The art market in Hong Kong is full of players who bet on art auctions and exhibitions. These players distort the market and overinflated prices. However, there are also some fair and logical guarantees available in the auctions and exhibitions.
Hong Kong art market players are still betting on art auctions and exhibitions
The Hong Kong art market has grown into one of the three main international art market hubs. With the largest number of Western galleries in the Asian region, the city has become the center of the global contemporary art scene.
The region has a cultural history of over five thousand years. Its people are very interested in collecting and sharing discoveries. There is a good infrastructure to support the industry. In fact, the art auctions in Hong Kong have the highest average prices for Contemporary artworks in the world.
Xi Jinping’s regime has tightened its grip on freedoms in Hong Kong. The art market in the city has been impacted by political unrest. However, the market will pick up in the second half of this year.
One reason for the recent decline in the Hong Kong auctions was the correction of the Chinese art-buying frenzy. ArtPro and Artron analysts said lockdowns in China were the main cause.
The United States and the UK are driving growth in the art market. They account for almost half of the global market.
They distort the market and inflate prices
This week I read an article about the art market and in particular the main auction houses of London and New York. It is a pity there isn’t a bit of schadenfreude, but the authors piqued my interest by pointing out that a few players have a leg up in this part of the global trading ecosystem. A few notable names include Gagosian, Sotheby’s, Phillips & Vineland, and Christie’s. While these players do a good job of covering their bases, the art world still feels like a sandbox. Hence, it is a matter of time before we see an ebb in the yawning tide.

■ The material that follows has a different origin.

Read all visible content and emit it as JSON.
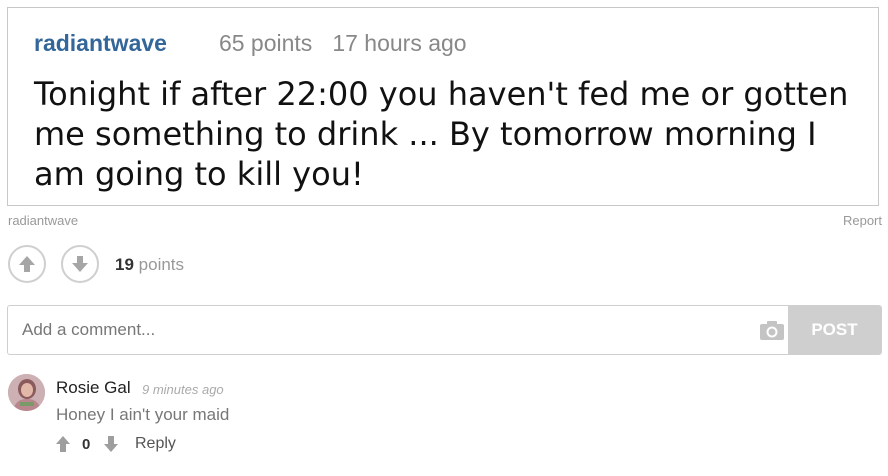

The question is how long will the art market remain the domain of the ogi les? As of late, a number of players have vowed to make a stand and take the market by storm. Some have even resorted to bribery to secure deals. These neophytes aren’t just interested in making a quick buck, they’re also interested in keeping their clientele happy. With that in mind, the competition will be tougher than ever.